→ Exercise directions
What lines of the data include the string "label"? Copy them all.

→ Supplied records

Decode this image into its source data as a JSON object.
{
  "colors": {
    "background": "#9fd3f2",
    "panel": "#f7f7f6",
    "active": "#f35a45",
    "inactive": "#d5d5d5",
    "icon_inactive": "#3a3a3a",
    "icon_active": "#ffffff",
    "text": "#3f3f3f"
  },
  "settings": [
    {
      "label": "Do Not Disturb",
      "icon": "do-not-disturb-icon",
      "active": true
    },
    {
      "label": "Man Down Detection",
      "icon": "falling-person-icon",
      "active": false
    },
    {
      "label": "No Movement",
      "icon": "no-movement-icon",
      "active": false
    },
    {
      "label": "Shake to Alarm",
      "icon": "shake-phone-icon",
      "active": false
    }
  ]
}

→ Result for this task
      "label": "Do Not Disturb",
      "label": "Man Down Detection",
      "label": "No Movement",
      "label": "Shake to Alarm",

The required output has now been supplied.